DATASET:
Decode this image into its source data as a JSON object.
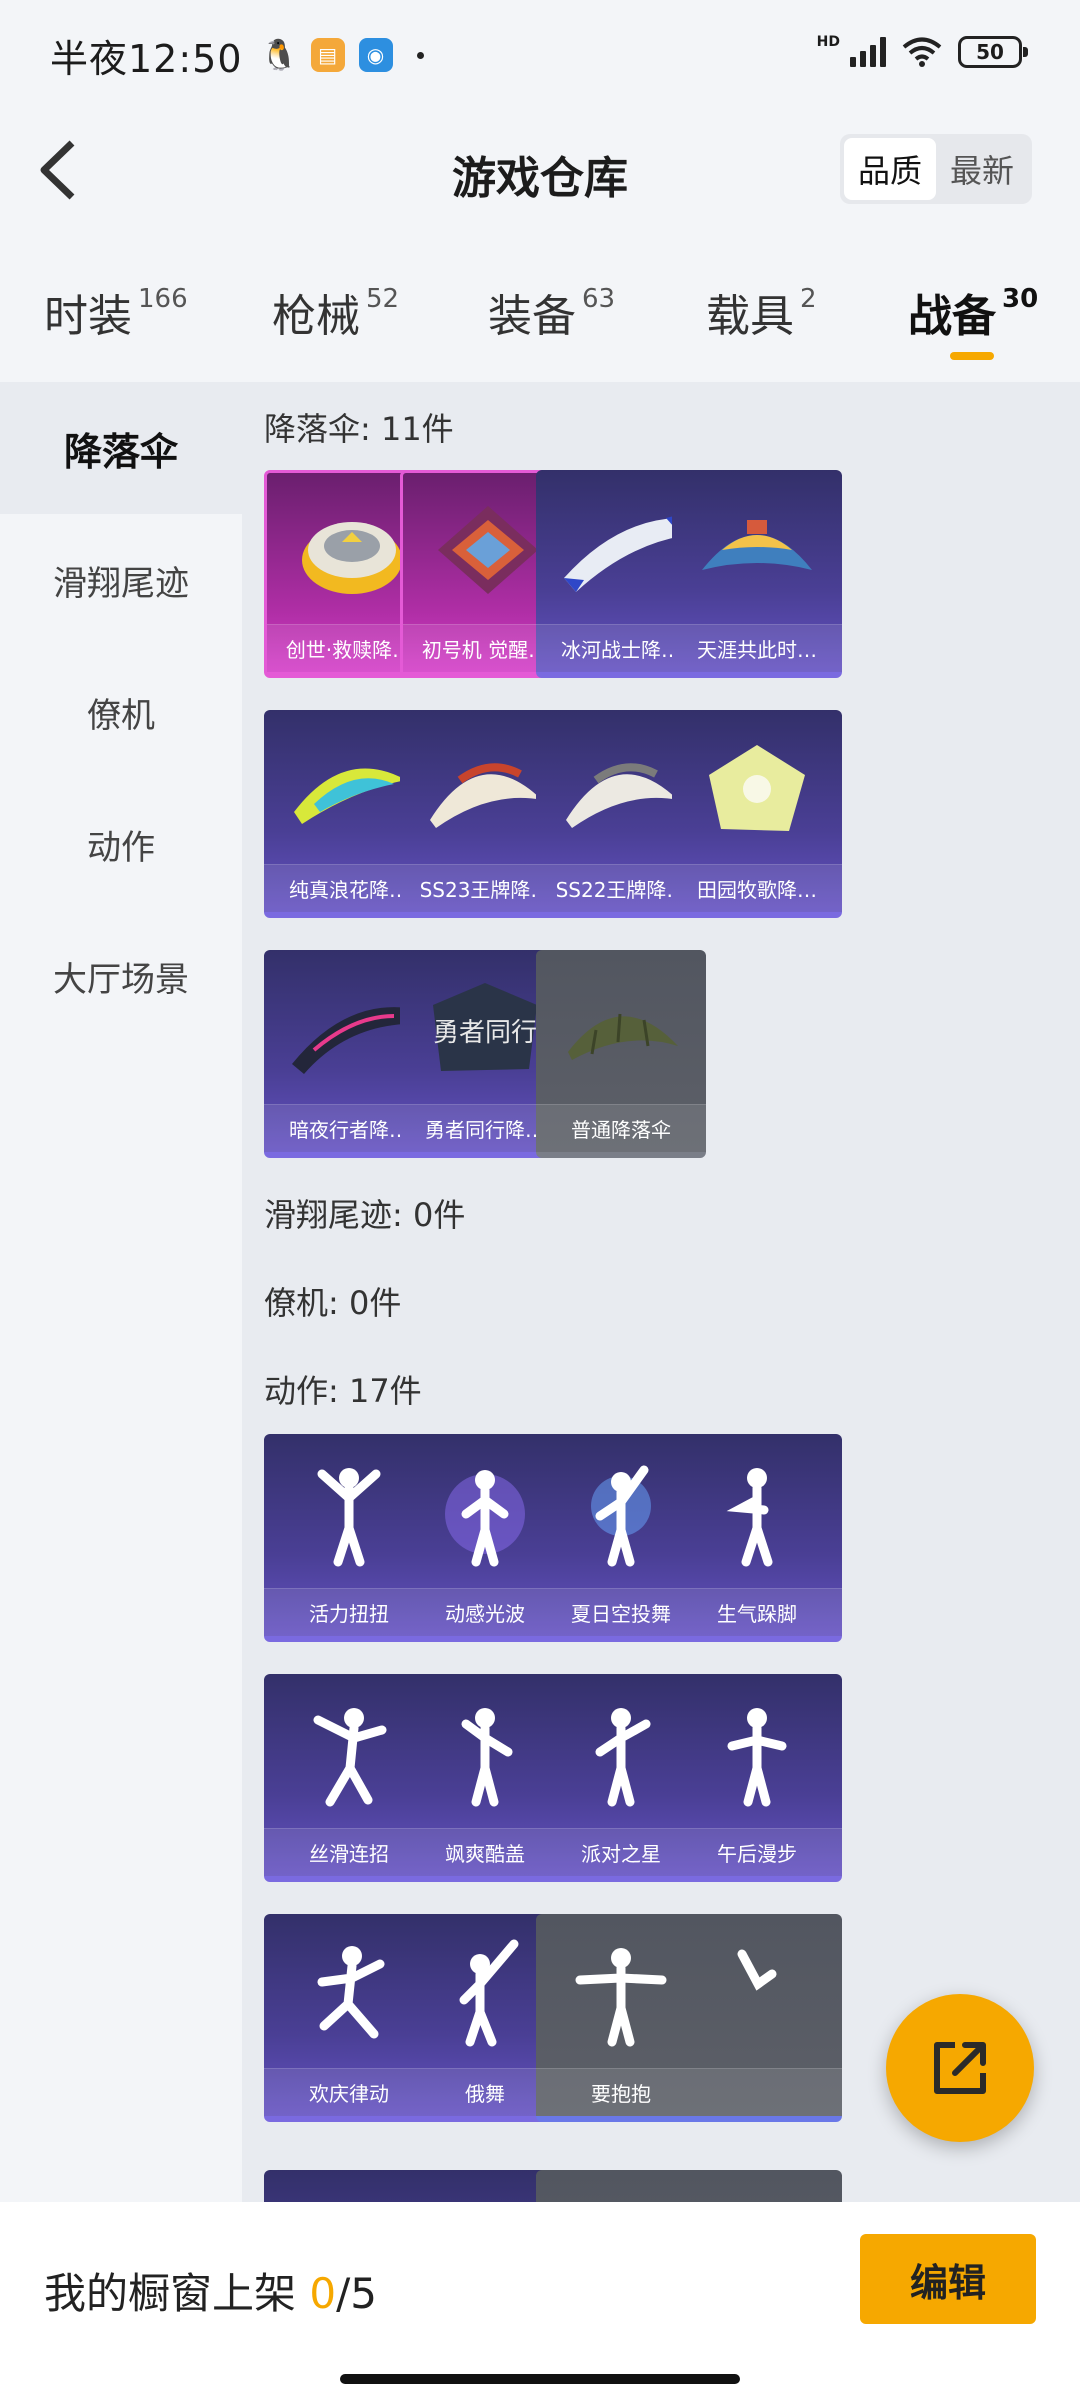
{
  "status": {
    "time": "半夜12:50",
    "battery": "50",
    "hd": "HD"
  },
  "header": {
    "title": "游戏仓库",
    "sort_quality": "品质",
    "sort_latest": "最新"
  },
  "tabs": [
    {
      "label": "时装",
      "count": "166"
    },
    {
      "label": "枪械",
      "count": "52"
    },
    {
      "label": "装备",
      "count": "63"
    },
    {
      "label": "载具",
      "count": "2"
    },
    {
      "label": "战备",
      "count": "30"
    }
  ],
  "sidebar": {
    "items": [
      "降落伞",
      "滑翔尾迹",
      "僚机",
      "动作",
      "大厅场景"
    ]
  },
  "sections": {
    "parachute": "降落伞: 11件",
    "glide": "滑翔尾迹: 0件",
    "wingman": "僚机: 0件",
    "emote": "动作: 17件"
  },
  "parachutes": [
    "创世·救赎降…",
    "初号机 觉醒…",
    "冰河战士降…",
    "天涯共此时…",
    "纯真浪花降…",
    "SS23王牌降…",
    "SS22王牌降…",
    "田园牧歌降…",
    "暗夜行者降…",
    "勇者同行降…",
    "普通降落伞"
  ],
  "parachute_art": {
    "p9": "勇者同行"
  },
  "emotes": [
    "活力扭扭",
    "动感光波",
    "夏日空投舞",
    "生气跺脚",
    "丝滑连招",
    "飒爽酷盖",
    "派对之星",
    "午后漫步",
    "欢庆律动",
    "俄舞",
    "要抱抱",
    ""
  ],
  "bottom": {
    "shelf_prefix": "我的橱窗上架 ",
    "shelf_count": "0",
    "shelf_total": "/5",
    "edit": "编辑"
  },
  "colors": {
    "accent": "#f6a800",
    "card_purple": "#4a3f95",
    "card_pink": "#b02ea6",
    "card_gray": "#5d6068"
  }
}
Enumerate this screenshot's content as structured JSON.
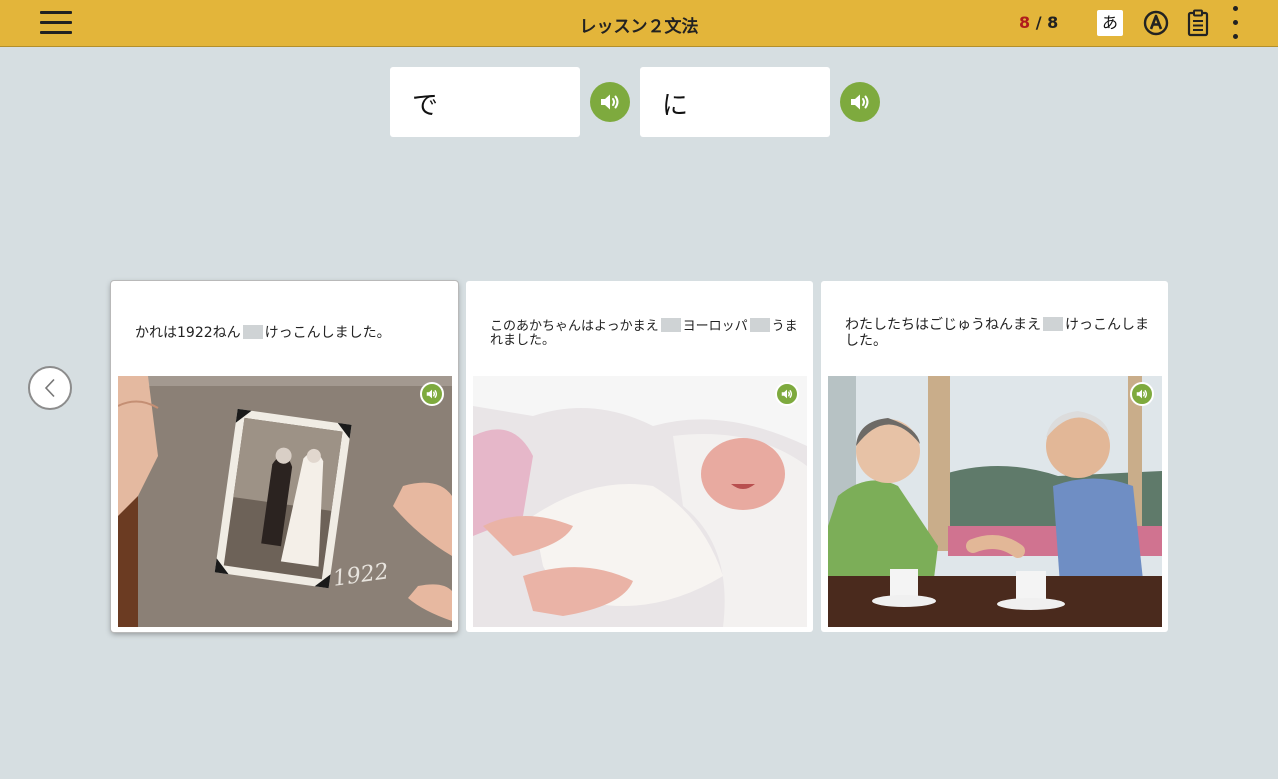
{
  "header": {
    "title": "レッスン２文法",
    "progress_current": "8",
    "progress_sep": " / ",
    "progress_total": "8",
    "kana_label": "あ"
  },
  "options": [
    {
      "text": "で"
    },
    {
      "text": "に"
    }
  ],
  "cards": [
    {
      "part1": "かれは1922ねん",
      "part2": "けっこんしました。",
      "selected": true
    },
    {
      "part1": "このあかちゃんはよっかまえ",
      "part2": "ヨーロッパ",
      "part3": "うまれました。",
      "selected": false
    },
    {
      "part1": "わたしたちはごじゅうねんまえ",
      "part2": "けっこんしました。",
      "selected": false
    }
  ],
  "colors": {
    "header_bg": "#e3b53a",
    "page_bg": "#d6dee1",
    "accent_green": "#7eaa3e",
    "progress_current": "#b01c1c"
  },
  "icons": {
    "menu": "hamburger-icon",
    "furigana": "kana-icon",
    "romaji": "circle-a-icon",
    "notes": "clipboard-icon",
    "more": "kebab-icon",
    "audio": "speaker-icon",
    "previous": "chevron-left-icon"
  }
}
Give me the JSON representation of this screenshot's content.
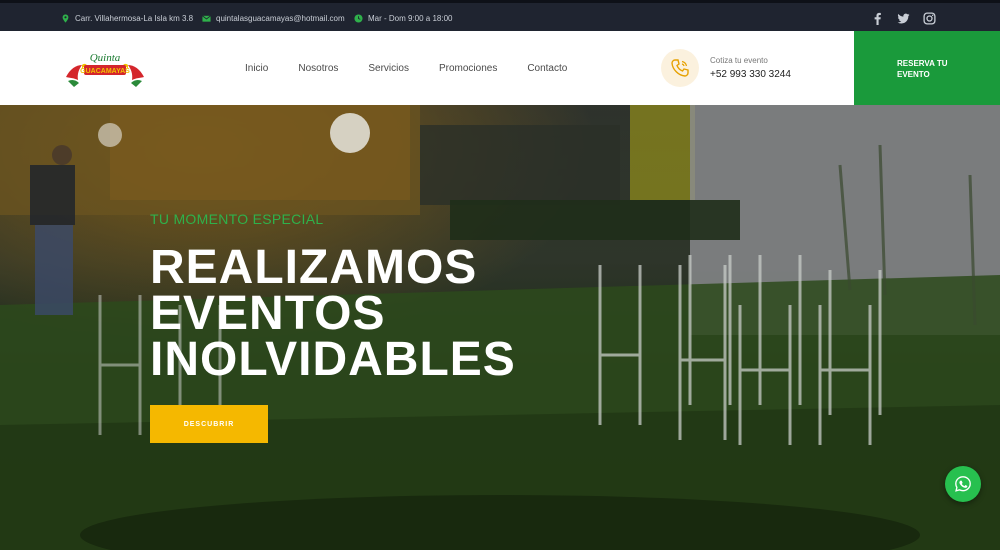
{
  "topbar": {
    "address": "Carr. Villahermosa-La Isla km 3.8",
    "email": "quintalasguacamayas@hotmail.com",
    "hours": "Mar - Dom 9:00 a 18:00",
    "icons": [
      "map-pin-icon",
      "mail-icon",
      "clock-icon"
    ],
    "social": [
      "facebook-icon",
      "twitter-icon",
      "instagram-icon"
    ]
  },
  "header": {
    "logo_text_top": "Quinta",
    "logo_text_bottom": "GUACAMAYAS",
    "nav": [
      "Inicio",
      "Nosotros",
      "Servicios",
      "Promociones",
      "Contacto"
    ],
    "quote_label": "Cotiza tu evento",
    "quote_phone": "+52 993 330 3244",
    "reserve_button": "RESERVA TU EVENTO"
  },
  "hero": {
    "subtitle": "TU MOMENTO ESPECIAL",
    "title_lines": [
      "REALIZAMOS",
      "EVENTOS",
      "INOLVIDABLES"
    ],
    "button": "DESCUBRIR"
  },
  "colors": {
    "topbar_bg": "#1f2430",
    "accent_green": "#1a9a3b",
    "accent_yellow": "#f5b800",
    "whatsapp_green": "#27c04f"
  }
}
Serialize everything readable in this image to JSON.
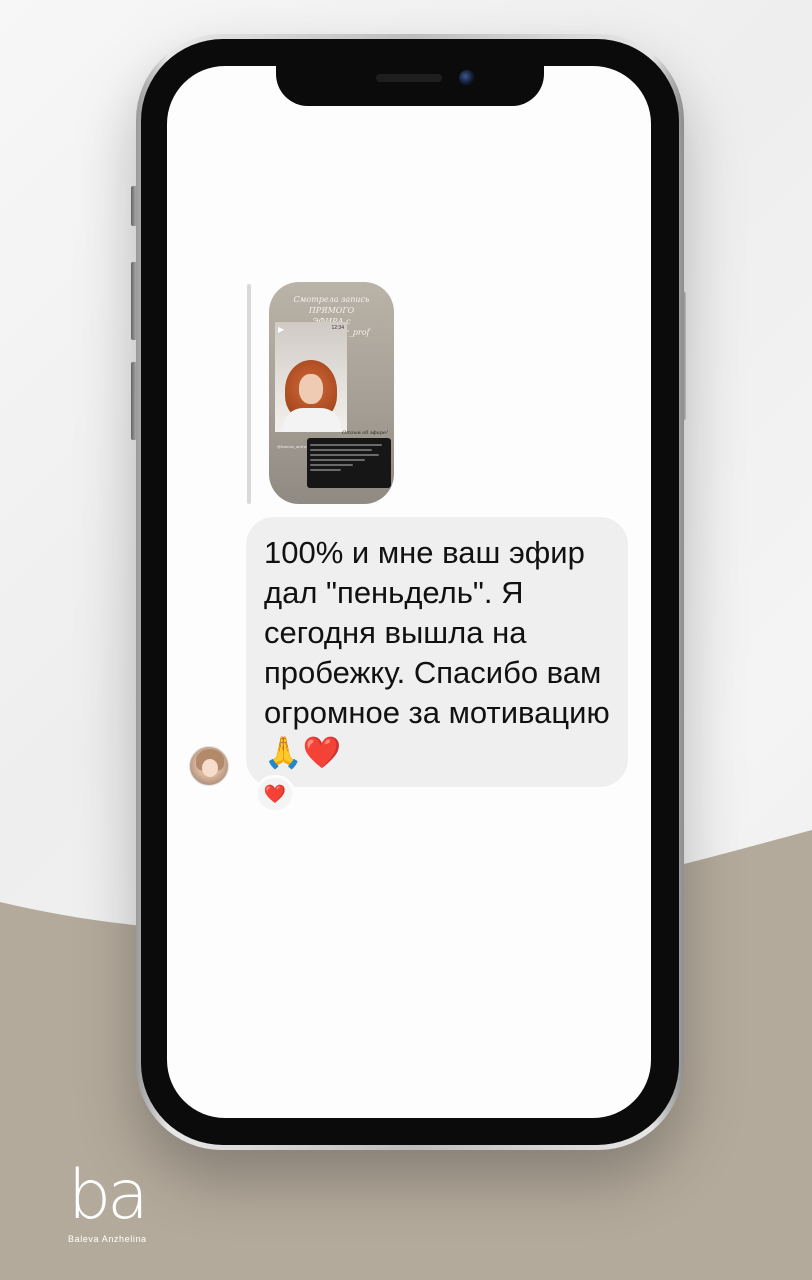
{
  "story": {
    "title_line1": "Смотрела запись ПРЯМОГО",
    "title_line2": "ЭФИРА с @balle_ender_prof",
    "video_time": "12:34",
    "caption_right": "Отзыв об эфире!",
    "handle": "@balevia_anzhe",
    "icon": "play-icon"
  },
  "message": {
    "text": "100% и мне ваш эфир дал \"пеньдель\". Я сегодня вышла на пробежку.  Спасибо вам огромное за мотивацию",
    "emoji": "🙏❤️"
  },
  "reaction": {
    "emoji": "❤️"
  },
  "brand": {
    "logo_text": "ba",
    "caption": "Baleva Anzhelina",
    "colors": {
      "beige": "#b4aa9c",
      "bubble": "#efefef"
    }
  }
}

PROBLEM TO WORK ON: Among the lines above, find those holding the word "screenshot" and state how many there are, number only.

REPLY: 2